I thought it might be interesting to write a little series of posts exploring some pieces of common writing advice that are often offered, and just as often misunderstood.
Let’s start with passive vs. active voice.
The advice is: Avoid the passive voice in your writing. Write with an active voice.
You know that already. It’s great advice that you’ve heard since high school. But do you really know what it means?
I’m going to be very honest and tell you that I didn’t fully understand what “write with an active voice” really meant until a professor explained it during a writer’s workshop when I was in my 40s.
She explained it to me like I was a slow kindergartner, in detail and in front of the whole class, after I got on my high horse about active voice in my critique of another writer’s work. Work that was not passive.
(For the record, I wasn’t wrong about the writing being problematic. I was wrong about why the writing was problematic. More on that in a minute.)

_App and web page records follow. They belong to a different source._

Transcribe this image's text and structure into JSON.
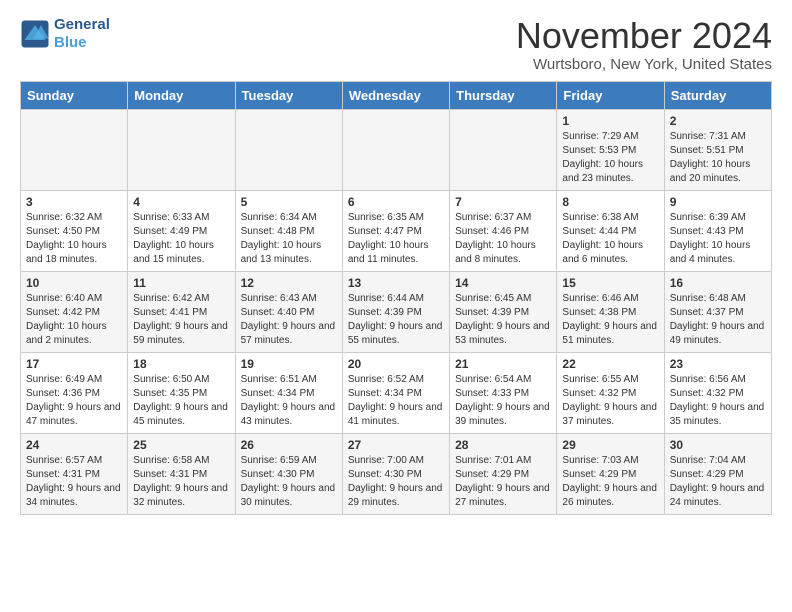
{
  "header": {
    "logo_line1": "General",
    "logo_line2": "Blue",
    "month": "November 2024",
    "location": "Wurtsboro, New York, United States"
  },
  "weekdays": [
    "Sunday",
    "Monday",
    "Tuesday",
    "Wednesday",
    "Thursday",
    "Friday",
    "Saturday"
  ],
  "weeks": [
    [
      {
        "day": "",
        "info": ""
      },
      {
        "day": "",
        "info": ""
      },
      {
        "day": "",
        "info": ""
      },
      {
        "day": "",
        "info": ""
      },
      {
        "day": "",
        "info": ""
      },
      {
        "day": "1",
        "info": "Sunrise: 7:29 AM\nSunset: 5:53 PM\nDaylight: 10 hours and 23 minutes."
      },
      {
        "day": "2",
        "info": "Sunrise: 7:31 AM\nSunset: 5:51 PM\nDaylight: 10 hours and 20 minutes."
      }
    ],
    [
      {
        "day": "3",
        "info": "Sunrise: 6:32 AM\nSunset: 4:50 PM\nDaylight: 10 hours and 18 minutes."
      },
      {
        "day": "4",
        "info": "Sunrise: 6:33 AM\nSunset: 4:49 PM\nDaylight: 10 hours and 15 minutes."
      },
      {
        "day": "5",
        "info": "Sunrise: 6:34 AM\nSunset: 4:48 PM\nDaylight: 10 hours and 13 minutes."
      },
      {
        "day": "6",
        "info": "Sunrise: 6:35 AM\nSunset: 4:47 PM\nDaylight: 10 hours and 11 minutes."
      },
      {
        "day": "7",
        "info": "Sunrise: 6:37 AM\nSunset: 4:46 PM\nDaylight: 10 hours and 8 minutes."
      },
      {
        "day": "8",
        "info": "Sunrise: 6:38 AM\nSunset: 4:44 PM\nDaylight: 10 hours and 6 minutes."
      },
      {
        "day": "9",
        "info": "Sunrise: 6:39 AM\nSunset: 4:43 PM\nDaylight: 10 hours and 4 minutes."
      }
    ],
    [
      {
        "day": "10",
        "info": "Sunrise: 6:40 AM\nSunset: 4:42 PM\nDaylight: 10 hours and 2 minutes."
      },
      {
        "day": "11",
        "info": "Sunrise: 6:42 AM\nSunset: 4:41 PM\nDaylight: 9 hours and 59 minutes."
      },
      {
        "day": "12",
        "info": "Sunrise: 6:43 AM\nSunset: 4:40 PM\nDaylight: 9 hours and 57 minutes."
      },
      {
        "day": "13",
        "info": "Sunrise: 6:44 AM\nSunset: 4:39 PM\nDaylight: 9 hours and 55 minutes."
      },
      {
        "day": "14",
        "info": "Sunrise: 6:45 AM\nSunset: 4:39 PM\nDaylight: 9 hours and 53 minutes."
      },
      {
        "day": "15",
        "info": "Sunrise: 6:46 AM\nSunset: 4:38 PM\nDaylight: 9 hours and 51 minutes."
      },
      {
        "day": "16",
        "info": "Sunrise: 6:48 AM\nSunset: 4:37 PM\nDaylight: 9 hours and 49 minutes."
      }
    ],
    [
      {
        "day": "17",
        "info": "Sunrise: 6:49 AM\nSunset: 4:36 PM\nDaylight: 9 hours and 47 minutes."
      },
      {
        "day": "18",
        "info": "Sunrise: 6:50 AM\nSunset: 4:35 PM\nDaylight: 9 hours and 45 minutes."
      },
      {
        "day": "19",
        "info": "Sunrise: 6:51 AM\nSunset: 4:34 PM\nDaylight: 9 hours and 43 minutes."
      },
      {
        "day": "20",
        "info": "Sunrise: 6:52 AM\nSunset: 4:34 PM\nDaylight: 9 hours and 41 minutes."
      },
      {
        "day": "21",
        "info": "Sunrise: 6:54 AM\nSunset: 4:33 PM\nDaylight: 9 hours and 39 minutes."
      },
      {
        "day": "22",
        "info": "Sunrise: 6:55 AM\nSunset: 4:32 PM\nDaylight: 9 hours and 37 minutes."
      },
      {
        "day": "23",
        "info": "Sunrise: 6:56 AM\nSunset: 4:32 PM\nDaylight: 9 hours and 35 minutes."
      }
    ],
    [
      {
        "day": "24",
        "info": "Sunrise: 6:57 AM\nSunset: 4:31 PM\nDaylight: 9 hours and 34 minutes."
      },
      {
        "day": "25",
        "info": "Sunrise: 6:58 AM\nSunset: 4:31 PM\nDaylight: 9 hours and 32 minutes."
      },
      {
        "day": "26",
        "info": "Sunrise: 6:59 AM\nSunset: 4:30 PM\nDaylight: 9 hours and 30 minutes."
      },
      {
        "day": "27",
        "info": "Sunrise: 7:00 AM\nSunset: 4:30 PM\nDaylight: 9 hours and 29 minutes."
      },
      {
        "day": "28",
        "info": "Sunrise: 7:01 AM\nSunset: 4:29 PM\nDaylight: 9 hours and 27 minutes."
      },
      {
        "day": "29",
        "info": "Sunrise: 7:03 AM\nSunset: 4:29 PM\nDaylight: 9 hours and 26 minutes."
      },
      {
        "day": "30",
        "info": "Sunrise: 7:04 AM\nSunset: 4:29 PM\nDaylight: 9 hours and 24 minutes."
      }
    ]
  ]
}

Let’s start where that professor started when she schooled me. With what, exactly, passive and active voice mean. Because they’re actual real things with definitions.
A sentence has, at least, a subject and a verb and can be as short as two words.
Mary sat. John ran.
Mary and John are subjects; sat and ran are verbs.
A sentence also has an object — even if it’s implied. If the object isn’t present in the sentence, then it’s left up to the reader’s imagination.
Mary sat in a chair. John ran on the trail.
Chair and trail are objects — whether or not you write them in the sentence.
You probably learned all that in the third grade.
Active Voice = Subject. Verb. Object.
When you write with an active voice, the subject actively does something to the object.
Mary sits in the chair. John runs on the trail.
As long as your sentence construction meets this criteria, no matter how weak it is, it’s at least active. The subject is actively doing something.
Passive Voice = Object. Verb. Subject.
When you write in a passive voice, the object has something done to it by the subject.
The chair is sat on by Mary. The trail is run on by John.
Object. Verb. Subject.
The object becomes the subject that passively has something done to it by the new object, with a to be verb added in.
You can tell a passive sentence because it has a to be verb (is, was, had been) and the word ‘by.’
Just like the object can sometimes be implied in a sentence that’s written in the active voice, it can be implied in a passive sentence.
The chair is sat upon. The trail is run.
The sentence is complete, even if you leave off the word ‘by’ and everything after it.
The classic high-school English teacher trick is that if you can add ‘by zombies’ to the end of a sentence and it makes sense without changing the intent of the sentence, it’s passive.
The chair is sat upon by zombies. Passive.
Mary sat on the chair by zombies. Active.
Got all that? Good. Let’s go a little deeper.
The mistake I made in that workshop was that I called weak writing passive.
Mary was sitting in the chair. John was running the trail.
Those are active sentences, (remember: subject, verb, object) but they aren’t very good. They aren’t strong. They feel passive, because Mary and John are so far removed from the action they’re taking. And a whole piece written that way comes across as very passive — even though it’s not, technically.
Weak active voice: Mary was sitting in the chair.
Stronger active voice: Mary sat in the chair.
Pro Tip: When you’ve finished your manuscript, do a search for “-ing.” Look for sentences where you’ve combined a ‘to be’ verb (was or is or had been, depending on the tense you’re using. Or, you know. The tense you used. Ha.) Change all, or most, of them to stronger verb constructions. This one exercise will take your writing to the next level.
Once you have a basic sentence using the active voice, you can expand it if you want to make it even stronger or just add more detail.
Active: Mary sat ramrod straight on the edge of the chair.
Active, but weaker: Mary was sitting ramrod straight on the edge of the chair.
Passive: The edge of the chair was sat upon by Mary, who was ramrod straight.
Active: John ran the trail like a hot knife through butter.
Active, but weaker: John was running the trail like a hot knife through butter.
Passive: The trail was run by John, like he was a hot knife through butter.
We don’t know if Mary is anxious or angry or bursting with joy here, but it’s clear there’s some emotion just under the surface. And adding the metaphor to John’s sentence let’s the reader know that John is zooming down that trail — whether it’s because he’s a good runner or because those zombies are chasing him is left up to context.
The good news is that true passive voice is often awkward for native English speakers. You probably will never write “The edge of the chair was sat upon by Mary, who was ramrod straight.” It kind of hurts the brain.
It’s far more likely that your writing will fall victim to active, but weak sentence structure. But, because active, but weak almost always uses a to be verb followed by an -ing verb, it’s an easy (if sometimes grueling) fix.
Trust me, fix it 512 times in one story, and you’ll learn to avoid it in the next one.
Shaunta Grimes is a writer and teacher. She is an out-of-place Nevadan living in Northwestern PA with her husband, three superstar kids, two dementia patients, a good friend, Alfred the cat, and a yellow rescue dog named Maybelline Scout. She’s on Twitter @shauntagrimes and is the author of Viral Nation and Rebel Nation and the upcoming novel The Astonishing Maybe. She is the original Ninja Writer.